##### Data shown

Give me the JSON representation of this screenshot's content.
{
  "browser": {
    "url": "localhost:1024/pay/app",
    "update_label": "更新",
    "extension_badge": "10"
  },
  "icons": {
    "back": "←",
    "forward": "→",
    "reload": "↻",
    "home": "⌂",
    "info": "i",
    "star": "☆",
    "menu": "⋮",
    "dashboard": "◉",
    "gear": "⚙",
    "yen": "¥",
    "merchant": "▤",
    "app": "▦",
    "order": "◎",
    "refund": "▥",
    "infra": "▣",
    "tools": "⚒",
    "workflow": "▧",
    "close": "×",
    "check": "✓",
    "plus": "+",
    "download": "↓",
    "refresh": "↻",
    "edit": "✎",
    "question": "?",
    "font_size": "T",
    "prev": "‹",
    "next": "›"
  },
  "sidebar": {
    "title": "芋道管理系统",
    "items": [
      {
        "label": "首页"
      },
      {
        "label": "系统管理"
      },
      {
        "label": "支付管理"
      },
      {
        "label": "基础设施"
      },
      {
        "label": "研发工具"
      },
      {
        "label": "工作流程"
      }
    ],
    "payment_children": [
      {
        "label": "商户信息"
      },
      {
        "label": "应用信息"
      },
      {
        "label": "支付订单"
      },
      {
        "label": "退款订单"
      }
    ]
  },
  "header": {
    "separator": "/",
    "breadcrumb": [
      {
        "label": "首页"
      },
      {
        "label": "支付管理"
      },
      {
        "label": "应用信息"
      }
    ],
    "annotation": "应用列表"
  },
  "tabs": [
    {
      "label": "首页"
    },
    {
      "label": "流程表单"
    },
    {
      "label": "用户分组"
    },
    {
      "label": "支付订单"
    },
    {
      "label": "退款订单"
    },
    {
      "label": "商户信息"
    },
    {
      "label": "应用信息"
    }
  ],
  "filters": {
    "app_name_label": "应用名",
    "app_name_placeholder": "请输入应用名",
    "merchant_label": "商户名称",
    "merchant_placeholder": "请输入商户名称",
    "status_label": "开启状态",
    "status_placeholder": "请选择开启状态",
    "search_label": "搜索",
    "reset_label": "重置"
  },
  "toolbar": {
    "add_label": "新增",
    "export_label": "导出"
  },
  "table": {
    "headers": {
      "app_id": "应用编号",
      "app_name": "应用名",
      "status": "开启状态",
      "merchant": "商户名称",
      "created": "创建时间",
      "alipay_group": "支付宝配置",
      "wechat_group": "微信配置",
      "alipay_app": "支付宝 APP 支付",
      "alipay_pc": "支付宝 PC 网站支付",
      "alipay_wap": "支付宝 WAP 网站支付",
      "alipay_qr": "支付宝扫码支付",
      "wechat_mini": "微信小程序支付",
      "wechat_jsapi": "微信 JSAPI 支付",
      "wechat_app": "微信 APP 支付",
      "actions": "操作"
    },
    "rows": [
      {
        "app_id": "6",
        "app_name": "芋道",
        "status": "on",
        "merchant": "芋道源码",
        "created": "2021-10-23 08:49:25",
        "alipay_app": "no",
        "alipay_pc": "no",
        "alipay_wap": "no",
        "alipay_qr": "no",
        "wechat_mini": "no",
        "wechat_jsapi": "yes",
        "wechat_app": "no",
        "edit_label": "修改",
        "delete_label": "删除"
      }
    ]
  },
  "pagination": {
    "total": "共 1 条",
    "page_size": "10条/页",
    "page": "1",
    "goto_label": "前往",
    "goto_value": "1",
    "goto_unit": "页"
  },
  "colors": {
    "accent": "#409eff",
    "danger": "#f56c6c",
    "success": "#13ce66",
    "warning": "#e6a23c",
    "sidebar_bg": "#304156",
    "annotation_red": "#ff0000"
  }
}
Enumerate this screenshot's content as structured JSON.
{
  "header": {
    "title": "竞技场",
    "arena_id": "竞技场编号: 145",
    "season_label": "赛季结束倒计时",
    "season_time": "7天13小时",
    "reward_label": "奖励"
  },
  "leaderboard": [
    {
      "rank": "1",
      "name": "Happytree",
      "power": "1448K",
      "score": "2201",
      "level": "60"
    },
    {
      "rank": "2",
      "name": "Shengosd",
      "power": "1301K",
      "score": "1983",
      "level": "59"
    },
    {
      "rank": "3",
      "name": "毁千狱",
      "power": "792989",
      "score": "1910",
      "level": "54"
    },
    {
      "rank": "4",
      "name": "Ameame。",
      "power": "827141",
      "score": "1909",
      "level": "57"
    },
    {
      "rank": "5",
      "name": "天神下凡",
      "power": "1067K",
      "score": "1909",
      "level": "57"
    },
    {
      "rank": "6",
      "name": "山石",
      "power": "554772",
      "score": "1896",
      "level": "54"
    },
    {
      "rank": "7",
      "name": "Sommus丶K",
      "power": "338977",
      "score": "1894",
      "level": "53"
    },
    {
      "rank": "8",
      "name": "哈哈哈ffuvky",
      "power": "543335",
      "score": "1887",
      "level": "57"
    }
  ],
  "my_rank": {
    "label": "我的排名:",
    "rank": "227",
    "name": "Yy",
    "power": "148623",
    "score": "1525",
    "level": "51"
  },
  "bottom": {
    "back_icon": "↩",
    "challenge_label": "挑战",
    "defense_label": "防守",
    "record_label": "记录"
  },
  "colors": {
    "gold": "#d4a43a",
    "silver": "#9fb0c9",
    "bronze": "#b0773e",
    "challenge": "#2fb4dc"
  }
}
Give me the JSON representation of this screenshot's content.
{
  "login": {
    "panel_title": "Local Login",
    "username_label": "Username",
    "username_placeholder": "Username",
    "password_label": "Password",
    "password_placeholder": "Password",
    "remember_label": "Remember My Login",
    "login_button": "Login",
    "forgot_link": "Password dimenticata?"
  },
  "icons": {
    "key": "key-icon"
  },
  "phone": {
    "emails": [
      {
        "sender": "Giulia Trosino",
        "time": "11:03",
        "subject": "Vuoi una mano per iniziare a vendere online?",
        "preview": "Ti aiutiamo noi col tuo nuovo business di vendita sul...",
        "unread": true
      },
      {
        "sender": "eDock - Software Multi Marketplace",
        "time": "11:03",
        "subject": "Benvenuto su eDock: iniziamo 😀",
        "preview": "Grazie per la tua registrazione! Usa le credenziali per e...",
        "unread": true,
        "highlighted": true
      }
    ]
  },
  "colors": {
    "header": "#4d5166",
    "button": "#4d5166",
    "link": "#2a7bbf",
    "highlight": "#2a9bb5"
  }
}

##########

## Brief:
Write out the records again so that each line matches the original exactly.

## Answer to this task:
Give me the JSON representation of this screenshot's content.
{
  "browser": {
    "url": "localhost:1024/pay/app",
    "update_label": "更新",
    "extension_badge": "10"
  },
  "icons": {
    "back": "←",
    "forward": "→",
    "reload": "↻",
    "home": "⌂",
    "info": "i",
    "star": "☆",
    "menu": "⋮",
    "dashboard": "◉",
    "gear": "⚙",
    "yen": "¥",
    "merchant": "▤",
    "app": "▦",
    "order": "◎",
    "refund": "▥",
    "infra": "▣",
    "tools": "⚒",
    "workflow": "▧",
    "close": "×",
    "check": "✓",
    "plus": "+",
    "download": "↓",
    "refresh": "↻",
    "edit": "✎",
    "question": "?",
    "font_size": "T",
    "prev": "‹",
    "next": "›"
  },
  "sidebar": {
    "title": "芋道管理系统",
    "items": [
      {
        "label": "首页"
      },
      {
        "label": "系统管理"
      },
      {
        "label": "支付管理"
      },
      {
        "label": "基础设施"
      },
      {
        "label": "研发工具"
      },
      {
        "label": "工作流程"
      }
    ],
    "payment_children": [
      {
        "label": "商户信息"
      },
      {
        "label": "应用信息"
      },
      {
        "label": "支付订单"
      },
      {
        "label": "退款订单"
      }
    ]
  },
  "header": {
    "separator": "/",
    "breadcrumb": [
      {
        "label": "首页"
      },
      {
        "label": "支付管理"
      },
      {
        "label": "应用信息"
      }
    ],
    "annotation": "应用列表"
  },
  "tabs": [
    {
      "label": "首页"
    },
    {
      "label": "流程表单"
    },
    {
      "label": "用户分组"
    },
    {
      "label": "支付订单"
    },
    {
      "label": "退款订单"
    },
    {
      "label": "商户信息"
    },
    {
      "label": "应用信息"
    }
  ],
  "filters": {
    "app_name_label": "应用名",
    "app_name_placeholder": "请输入应用名",
    "merchant_label": "商户名称",
    "merchant_placeholder": "请输入商户名称",
    "status_label": "开启状态",
    "status_placeholder": "请选择开启状态",
    "search_label": "搜索",
    "reset_label": "重置"
  },
  "toolbar": {
    "add_label": "新增",
    "export_label": "导出"
  },
  "table": {
    "headers": {
      "app_id": "应用编号",
      "app_name": "应用名",
      "status": "开启状态",
      "merchant": "商户名称",
      "created": "创建时间",
      "alipay_group": "支付宝配置",
      "wechat_group": "微信配置",
      "alipay_app": "支付宝 APP 支付",
      "alipay_pc": "支付宝 PC 网站支付",
      "alipay_wap": "支付宝 WAP 网站支付",
      "alipay_qr": "支付宝扫码支付",
      "wechat_mini": "微信小程序支付",
      "wechat_jsapi": "微信 JSAPI 支付",
      "wechat_app": "微信 APP 支付",
      "actions": "操作"
    },
    "rows": [
      {
        "app_id": "6",
        "app_name": "芋道",
        "status": "on",
        "merchant": "芋道源码",
        "created": "2021-10-23 08:49:25",
        "alipay_app": "no",
        "alipay_pc": "no",
        "alipay_wap": "no",
        "alipay_qr": "no",
        "wechat_mini": "no",
        "wechat_jsapi": "yes",
        "wechat_app": "no",
        "edit_label": "修改",
        "delete_label": "删除"
      }
    ]
  },
  "pagination": {
    "total": "共 1 条",
    "page_size": "10条/页",
    "page": "1",
    "goto_label": "前往",
    "goto_value": "1",
    "goto_unit": "页"
  },
  "colors": {
    "accent": "#409eff",
    "danger": "#f56c6c",
    "success": "#13ce66",
    "warning": "#e6a23c",
    "sidebar_bg": "#304156",
    "annotation_red": "#ff0000"
  }
}
Enumerate this screenshot's content as structured JSON.
{
  "header": {
    "title": "竞技场",
    "arena_id": "竞技场编号: 145",
    "season_label": "赛季结束倒计时",
    "season_time": "7天13小时",
    "reward_label": "奖励"
  },
  "leaderboard": [
    {
      "rank": "1",
      "name": "Happytree",
      "power": "1448K",
      "score": "2201",
      "level": "60"
    },
    {
      "rank": "2",
      "name": "Shengosd",
      "power": "1301K",
      "score": "1983",
      "level": "59"
    },
    {
      "rank": "3",
      "name": "毁千狱",
      "power": "792989",
      "score": "1910",
      "level": "54"
    },
    {
      "rank": "4",
      "name": "Ameame。",
      "power": "827141",
      "score": "1909",
      "level": "57"
    },
    {
      "rank": "5",
      "name": "天神下凡",
      "power": "1067K",
      "score": "1909",
      "level": "57"
    },
    {
      "rank": "6",
      "name": "山石",
      "power": "554772",
      "score": "1896",
      "level": "54"
    },
    {
      "rank": "7",
      "name": "Sommus丶K",
      "power": "338977",
      "score": "1894",
      "level": "53"
    },
    {
      "rank": "8",
      "name": "哈哈哈ffuvky",
      "power": "543335",
      "score": "1887",
      "level": "57"
    }
  ],
  "my_rank": {
    "label": "我的排名:",
    "rank": "227",
    "name": "Yy",
    "power": "148623",
    "score": "1525",
    "level": "51"
  },
  "bottom": {
    "back_icon": "↩",
    "challenge_label": "挑战",
    "defense_label": "防守",
    "record_label": "记录"
  },
  "colors": {
    "gold": "#d4a43a",
    "silver": "#9fb0c9",
    "bronze": "#b0773e",
    "challenge": "#2fb4dc"
  }
}
Give me the JSON representation of this screenshot's content.
{
  "login": {
    "panel_title": "Local Login",
    "username_label": "Username",
    "username_placeholder": "Username",
    "password_label": "Password",
    "password_placeholder": "Password",
    "remember_label": "Remember My Login",
    "login_button": "Login",
    "forgot_link": "Password dimenticata?"
  },
  "icons": {
    "key": "key-icon"
  },
  "phone": {
    "emails": [
      {
        "sender": "Giulia Trosino",
        "time": "11:03",
        "subject": "Vuoi una mano per iniziare a vendere online?",
        "preview": "Ti aiutiamo noi col tuo nuovo business di vendita sul...",
        "unread": true
      },
      {
        "sender": "eDock - Software Multi Marketplace",
        "time": "11:03",
        "subject": "Benvenuto su eDock: iniziamo 😀",
        "preview": "Grazie per la tua registrazione! Usa le credenziali per e...",
        "unread": true,
        "highlighted": true
      }
    ]
  },
  "colors": {
    "header": "#4d5166",
    "button": "#4d5166",
    "link": "#2a7bbf",
    "highlight": "#2a9bb5"
  }
}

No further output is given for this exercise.